I’m finicky and particular, I like things a certain way and I rarely relax… and it sucks.

I got a chance to apply this yesterday when we set out for a trip to the zoo only to find it closed. So, Kel improvised and took us to the cheap theater for and encore viewing of  Despicable me 2 followed by a mexican food dinner.

It wasn’t the picturesque, instargrammy, autumn walk in the zoo I was hoping for.
It wasn’t low fat or organic
It wasn’t budget friendly (my inner Dave Ramsey disapproved)
It didn’t hold up to my high ideals or parenting preferences.

But you know what? I allowed myself to be swept up in it and I had a really great time.


I unburdened myself from the weight of all my lofty ideals and gave in to the language of minions and the saltiness of a second bowl of chips.

Because we were together, laughing and crunching and enjoying the blessing of time.

When here is where we’re together, I want contented sighs to soon follow… some of them even mine.

HereI’m linking up with The Nester and writing on this topic for all #31days of October
I’ll keep this page updated every day as I move through what it means to be “here”

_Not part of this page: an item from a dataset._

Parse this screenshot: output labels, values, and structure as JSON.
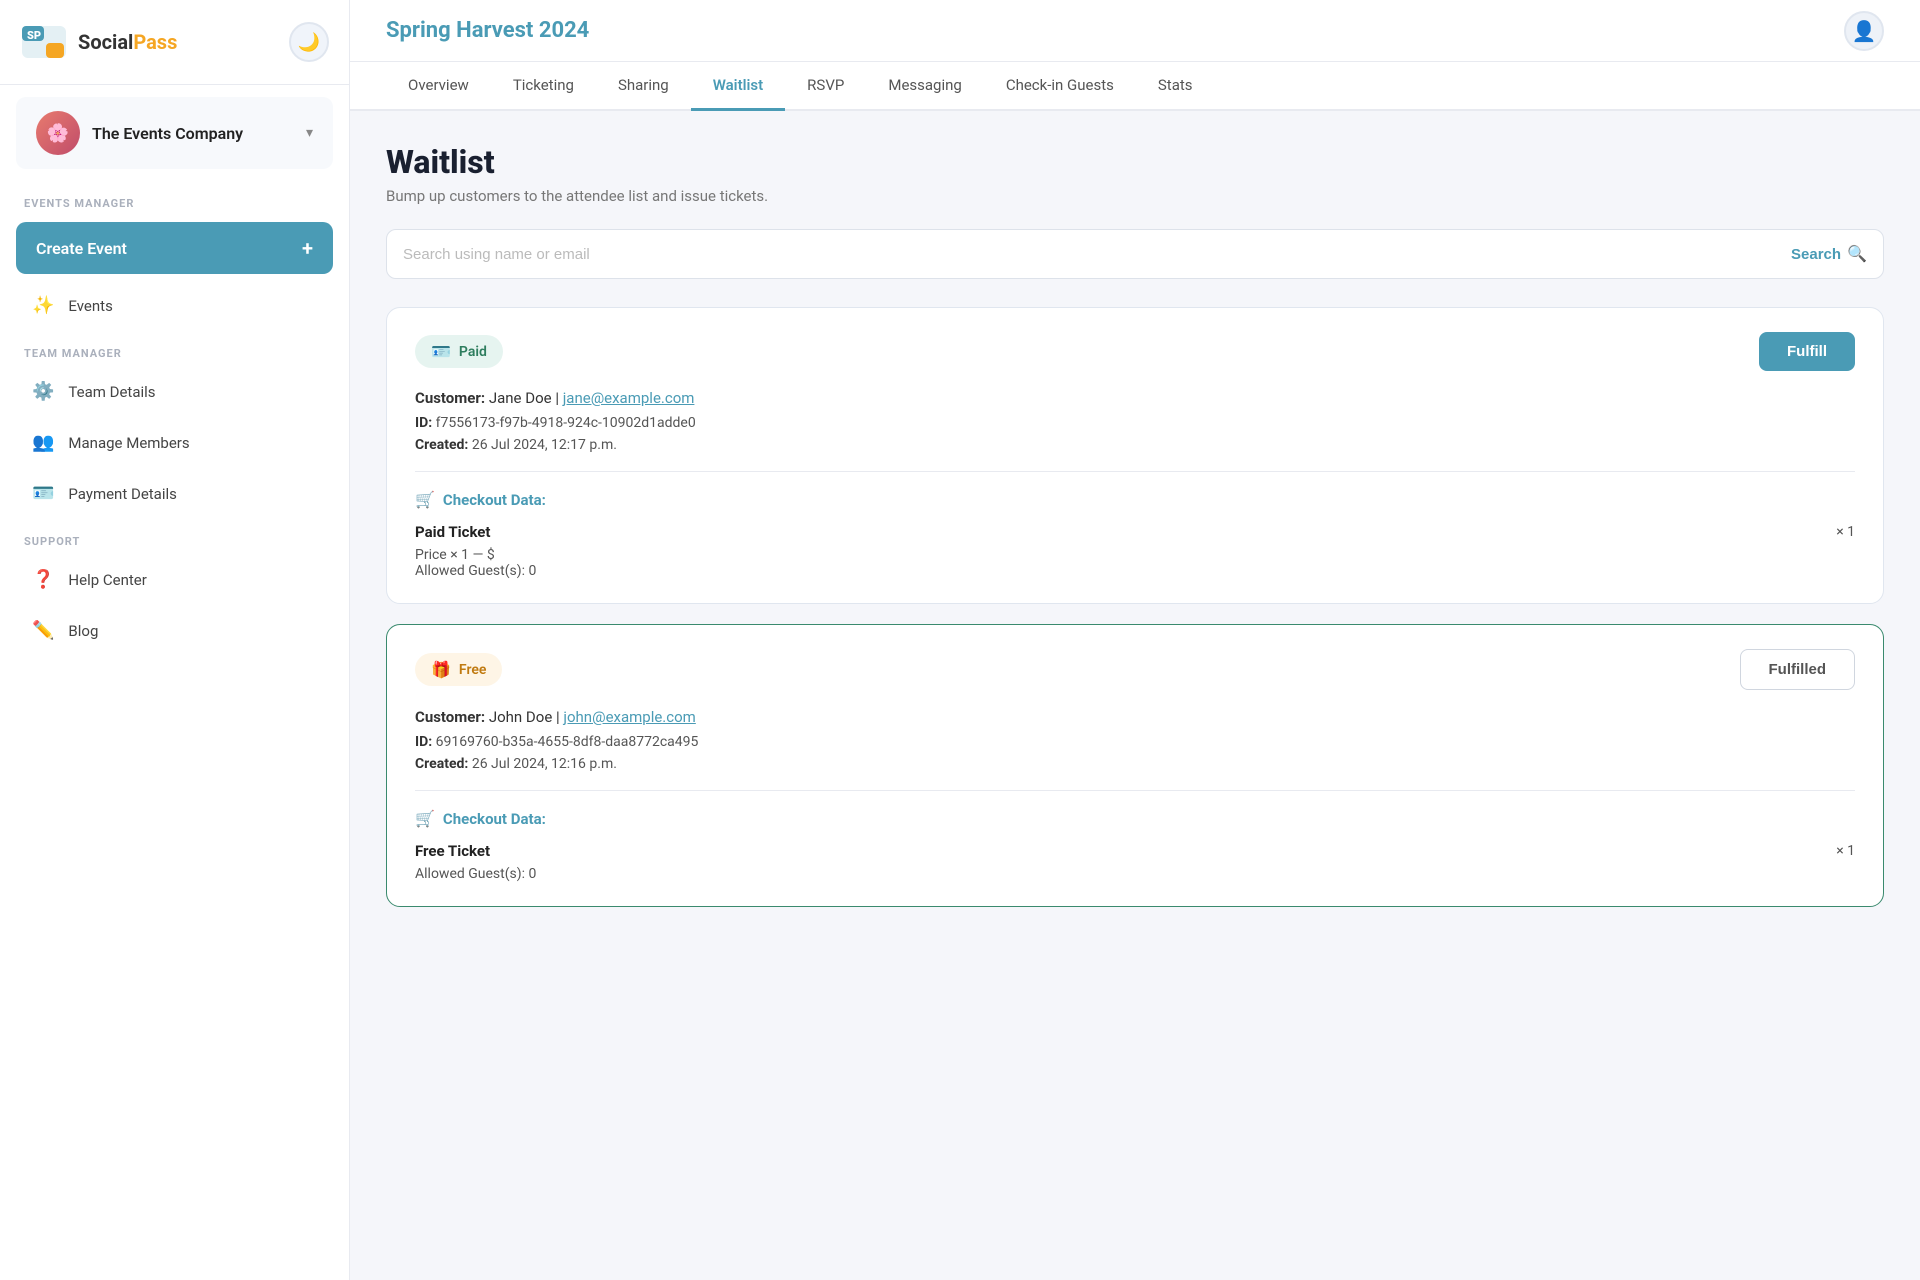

Day 4- Bring Back Stuart

Dare to love yourself, right here.  today.

Hi, I Dare you to love yourself, right here. today.

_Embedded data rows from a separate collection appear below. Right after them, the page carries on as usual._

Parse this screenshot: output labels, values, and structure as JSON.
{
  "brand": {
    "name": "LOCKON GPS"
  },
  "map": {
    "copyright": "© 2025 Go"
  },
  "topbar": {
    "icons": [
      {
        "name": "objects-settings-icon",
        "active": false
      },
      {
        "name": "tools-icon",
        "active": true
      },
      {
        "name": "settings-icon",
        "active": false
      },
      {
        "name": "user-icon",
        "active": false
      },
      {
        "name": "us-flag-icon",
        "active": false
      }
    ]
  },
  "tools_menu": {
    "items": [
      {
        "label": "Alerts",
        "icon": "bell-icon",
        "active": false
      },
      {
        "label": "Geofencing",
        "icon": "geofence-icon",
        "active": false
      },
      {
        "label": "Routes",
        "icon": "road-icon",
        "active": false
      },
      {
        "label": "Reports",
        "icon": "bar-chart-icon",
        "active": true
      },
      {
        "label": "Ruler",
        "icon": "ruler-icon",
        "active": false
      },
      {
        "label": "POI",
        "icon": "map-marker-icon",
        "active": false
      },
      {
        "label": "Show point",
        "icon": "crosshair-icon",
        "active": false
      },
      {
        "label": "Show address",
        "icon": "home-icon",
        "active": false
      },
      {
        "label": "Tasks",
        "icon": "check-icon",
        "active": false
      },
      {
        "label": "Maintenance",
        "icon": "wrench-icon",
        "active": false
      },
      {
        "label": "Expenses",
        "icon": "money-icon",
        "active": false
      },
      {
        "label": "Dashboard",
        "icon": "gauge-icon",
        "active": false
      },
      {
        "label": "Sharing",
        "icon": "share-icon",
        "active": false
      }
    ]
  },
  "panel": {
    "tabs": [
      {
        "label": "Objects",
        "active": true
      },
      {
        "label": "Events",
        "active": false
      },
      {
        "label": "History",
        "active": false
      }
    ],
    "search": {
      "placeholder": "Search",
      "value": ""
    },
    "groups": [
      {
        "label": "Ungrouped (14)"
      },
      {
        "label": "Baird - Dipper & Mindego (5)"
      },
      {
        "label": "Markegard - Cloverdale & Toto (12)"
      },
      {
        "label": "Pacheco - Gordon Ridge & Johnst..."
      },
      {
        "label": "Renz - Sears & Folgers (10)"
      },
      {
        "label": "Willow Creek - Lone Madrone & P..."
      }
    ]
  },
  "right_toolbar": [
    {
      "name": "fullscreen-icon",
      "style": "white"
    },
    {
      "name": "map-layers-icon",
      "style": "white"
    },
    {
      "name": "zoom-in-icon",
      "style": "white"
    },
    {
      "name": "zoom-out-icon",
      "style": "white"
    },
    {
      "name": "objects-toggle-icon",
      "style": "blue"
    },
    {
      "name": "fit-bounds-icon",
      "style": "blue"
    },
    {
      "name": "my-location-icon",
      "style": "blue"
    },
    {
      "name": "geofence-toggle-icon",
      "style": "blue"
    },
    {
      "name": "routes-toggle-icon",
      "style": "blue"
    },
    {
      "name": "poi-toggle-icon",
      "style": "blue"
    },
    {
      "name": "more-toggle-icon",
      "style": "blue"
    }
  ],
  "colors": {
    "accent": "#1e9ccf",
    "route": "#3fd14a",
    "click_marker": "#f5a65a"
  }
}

Do you remember Stuart Smalley and how ridiculous we all thought he was back in the day?

If you’re too young or lived under a rock in the 90’s, Stuart Smalley was a character on SNL played by Al Franken who satirically and ridiculously modeled self help via a daily affirmation.  Youtube it.”

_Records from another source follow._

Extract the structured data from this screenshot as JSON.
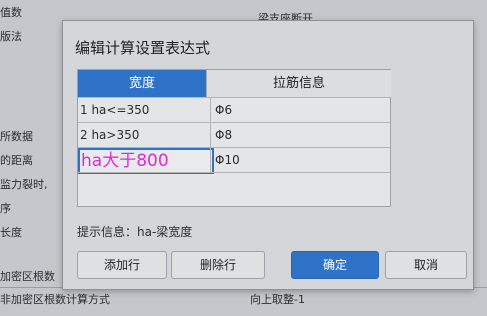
{
  "background": {
    "left_rows": [
      "值数",
      "版法",
      "",
      "",
      "",
      "",
      "所数据",
      "的距离",
      "监力裂时,",
      "序",
      "长度",
      "",
      "加密区根数",
      "非加密区根数计算方式"
    ],
    "top_right_text": "梁支座断开",
    "bottom_value": "向上取整-1"
  },
  "dialog": {
    "title": "编辑计算设置表达式",
    "table": {
      "header_width": "宽度",
      "header_rebar": "拉筋信息",
      "rows": [
        {
          "cond": "1 ha<=350",
          "rebar": "Φ6"
        },
        {
          "cond": "2 ha>350",
          "rebar": "Φ8"
        },
        {
          "cond": "",
          "rebar": "Φ10"
        }
      ],
      "editing_text": "ha大于800"
    },
    "hint": "提示信息：ha-梁宽度",
    "buttons": {
      "add": "添加行",
      "delete": "删除行",
      "ok": "确定",
      "cancel": "取消"
    }
  },
  "colors": {
    "accent": "#2f73c9",
    "editing_text": "#e02bd0"
  }
}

The quintessential line was: “I’m good enough, I’m smart enough… and doggone it, people like me.”

Psh, ridiculous right? Who needs to look in the mirror every day and pep themselves up before facing the world in a ridiculous cardigan?

Uh, I think I do.

Really.  I think I need to bring back Stuart Smalley because these days my thought life tends to be a bit of a mess.

When I look in the mirror, it’s more of a quick glance where I wrinkle my nose about chin zits, baggy eyes, and an annoying cowlick.  Also I hate on my chin, daily.

As I do my hair and think about how great everyone else is and I tell myself that someday I’ll be okay too.

I’ll be great when I lose 10 more lbs and get back into my pre-baby jeans.
I’ll be acceptable when I’m a legit published author.
Someday so and so will notice me and then I’ll feel so much better about myself
Next year we’ll have as much money as so and so.. then we’ll be happy.

Yes, I know.  My thought life is ridiculous.  It’s not easy going public with that.

The other day I sat on the porch crying for no good reason on earth other than that I needed a good cry.

I sobbed on the phone to Kel about how glum and generally inadequate I’ve been feeling lately.

“So many days I just don’t like myself very much” I told Kel.
“I don’t know why baby, you’re pretty wonderful.  Everyone sees it but you.” He replied.

Because. He’s. Awesome.

So this morning I tried something new.  It felt stupid and totally Stuart Smalley at the time.

When I got up, before I did my hair or makeup or changed out of my paint stained t-shirt I looked in the mirror and said: “Hi, I like you right here, just as you are today.” Continue reading